When I arrived back home, it seemed like a good way to make my amazing Indian retreat last a little longer (and help with any post-holiday blues) would be to have a go at making my own paneer. I was also given an amazing box of spices as a gift on leaving India, so I wanted to use these in a dish that would help me deal with coming back to the cold UK winter. The spices have also been making their way into my morning porridge, but that’s for a future recipe…
Creating paneer curry at home
I’ve therefore created an ‘Ashram paneer curry’ using my lovely Indian gift spices. This is meant to be a simple and homely dish, rather than something that needs exact precision with the spice measures. Feel free to play around with the amounts and what you already have in the cupboard to make your own spice combination. If you want a stronger flavour add more ground cumin, or maybe try fennel seeds or fenugreek instead of cumin seeds. I’d love to hear any combinations that work really well.
I’ve left out fresh chilli in honour of one of our Ashram-ites who isn’t a fan of spicy food, but if I’m making this for my husband I’ll add in two!
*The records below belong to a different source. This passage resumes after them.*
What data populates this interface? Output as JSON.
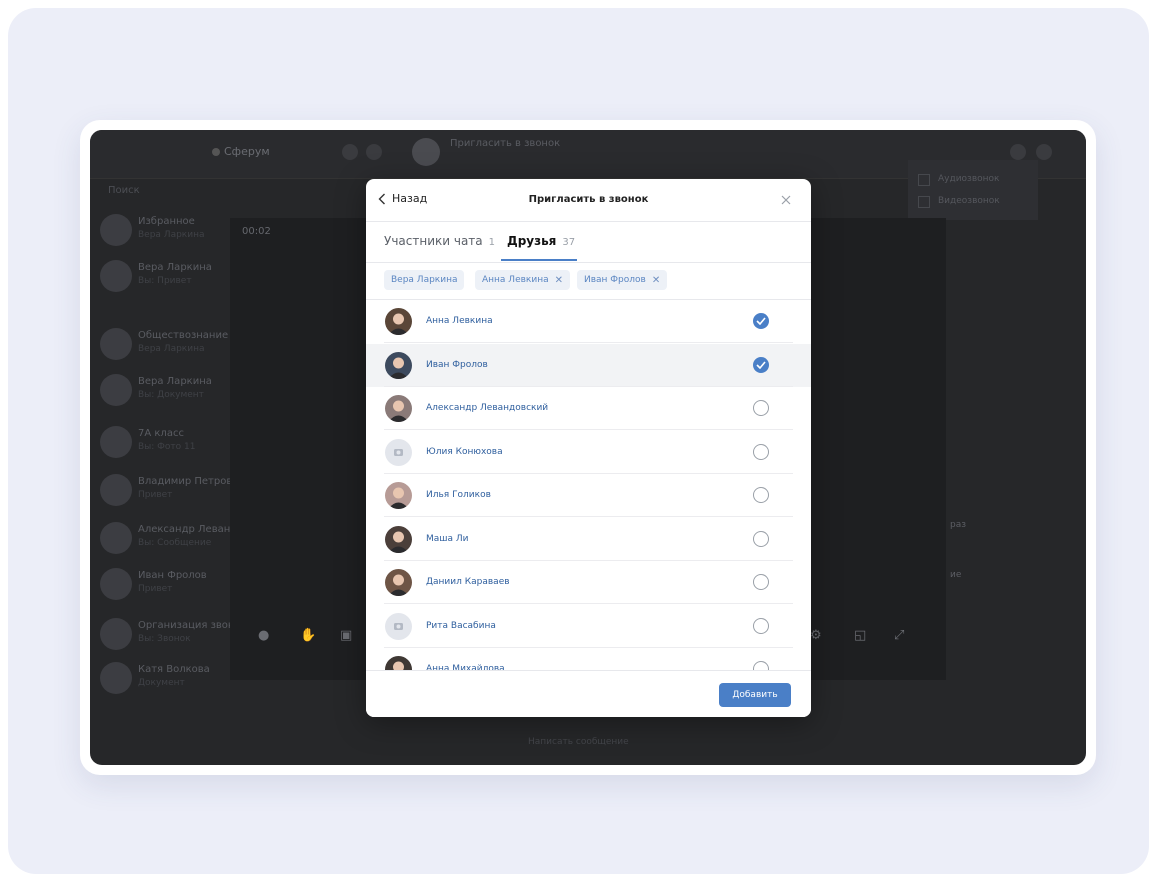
{
  "modal": {
    "back_label": "Назад",
    "title": "Пригласить в звонок",
    "tabs": [
      {
        "label": "Участники чата",
        "count": "1",
        "active": false
      },
      {
        "label": "Друзья",
        "count": "37",
        "active": true
      }
    ],
    "chips": [
      {
        "label": "Вера Ларкина",
        "removable": false
      },
      {
        "label": "Анна Левкина",
        "removable": true
      },
      {
        "label": "Иван Фролов",
        "removable": true
      }
    ],
    "contacts": [
      {
        "name": "Анна Левкина",
        "checked": true
      },
      {
        "name": "Иван Фролов",
        "checked": true
      },
      {
        "name": "Александр Левандовский",
        "checked": false
      },
      {
        "name": "Юлия Конюхова",
        "checked": false
      },
      {
        "name": "Илья Голиков",
        "checked": false
      },
      {
        "name": "Маша Ли",
        "checked": false
      },
      {
        "name": "Даниил Караваев",
        "checked": false
      },
      {
        "name": "Рита Васабина",
        "checked": false
      },
      {
        "name": "Анна Михайлова",
        "checked": false
      }
    ],
    "add_button": "Добавить"
  },
  "background": {
    "brand": "Сферум",
    "chat_title": "Пригласить в звонок",
    "timer": "00:02",
    "side_search": "Поиск",
    "side_items": [
      {
        "name": "Избранное",
        "msg": "Вера Ларкина"
      },
      {
        "name": "Вера Ларкина",
        "msg": "Вы: Привет"
      },
      {
        "name": "Обществознание",
        "msg": "Вера Ларкина"
      },
      {
        "name": "Вера Ларкина",
        "msg": "Вы: Документ"
      },
      {
        "name": "7А класс",
        "msg": "Вы: Фото 11"
      },
      {
        "name": "Владимир Петров",
        "msg": "Привет"
      },
      {
        "name": "Александр Левандовский",
        "msg": "Вы: Сообщение"
      },
      {
        "name": "Иван Фролов",
        "msg": "Привет"
      },
      {
        "name": "Организация звонка",
        "msg": "Вы: Звонок"
      },
      {
        "name": "Катя Волкова",
        "msg": "Документ"
      }
    ],
    "right_menu": [
      "Аудиозвонок",
      "Видеозвонок"
    ],
    "right_snips": [
      "раз",
      "ие"
    ],
    "bottom_input": "Написать сообщение"
  }
}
I’ve used my homemade paneer recipe, which is very simple to make and I’d definitely encourage you to give a go. However you can also buy paneer in most supermarkets these days. As we hit the last icy stretch of the UK winter hopefully this dish will help you stay a little warmer.
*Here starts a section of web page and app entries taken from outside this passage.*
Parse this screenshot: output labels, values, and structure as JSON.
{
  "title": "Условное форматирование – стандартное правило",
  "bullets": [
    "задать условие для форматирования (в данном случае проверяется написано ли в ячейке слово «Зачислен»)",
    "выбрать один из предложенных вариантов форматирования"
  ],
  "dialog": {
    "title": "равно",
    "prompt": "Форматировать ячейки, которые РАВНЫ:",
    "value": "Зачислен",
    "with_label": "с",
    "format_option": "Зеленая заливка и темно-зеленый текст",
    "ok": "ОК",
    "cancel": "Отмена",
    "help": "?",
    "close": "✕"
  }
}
Homemade Paneer and Cauliflower Ashram Curry
3-4 cardamom pods
1 stick cinnamon
4 curry leaves
1/2 tspn freshly ground black pepper
1 tspn cumin seeds
1/2 tspn chilli flakes
1/2 tspn mustard seeds
1 tbs rapeseed oil
1 onion, thinly sliced
1 clove garlic, minced or finely chopped
Thumb sized piece of ginger, minced or finely chopped
150g homemade paneer (1/2 portion of homemade paneer recipe)
1/2 small to medium sized cauliflower, chopped into bite sized pieces
2 tspn ground cumin
Juice of half a lemon
400g tinned tomatoes
50g creamed coconut (the block type, rather than the runny cream)
1/2 cup of whey (from homemade paneer recipe) or water
Splash of tamari soy sauce
Salt & pepper to season
1. Gently warm the oil in a big frying pan or wok over a low to medium heat. Add the spice mix. Cook the spices until you start smelling their aroma being released and the mustard seeds start to pop.
2. Add the sliced onion, garlic and ginger to the pan. Cook for 10-15 minutes, so that everything is nicely caramelised. Add a splash of water if the pan is looking a bit dry.
3. Add in the cauliflower and paneer, gently stirring so as not to break up the paneer. Sprinkle over the lemon juice and ground cumin, and cook for another 5-10 minutes. A few nicely brown bits on the paneer and cauli will add to the flavour.
4. Pour over the tomatoes and whey or water, then add the creamed coconut and tamari soy sauce. Stir everything together and leave to simmer for about 10 minutes. You want the cauliflower to be just cooked without becoming mushy. Season with salt and pepper, and cook for another couple of minutes. Remove the cinnamon stick before serving.
5. Serve the paneer curry in a bowl that you can wrap your hands around to keep them warm, with a portion of brown basmati rice on the side.
Options for variations:
– add 1 finely chopped red chilli in step 2
– swap the cumin seeds for fennel seeds
– add a tablespoon of tamarind for a touch of tartness
– used a tin of coconut milk in place of the water and creamed coconut
– make this dish vegan by leaving out the paneer and using a whole cauliflower (and use water instead of whey)
Happy curry making!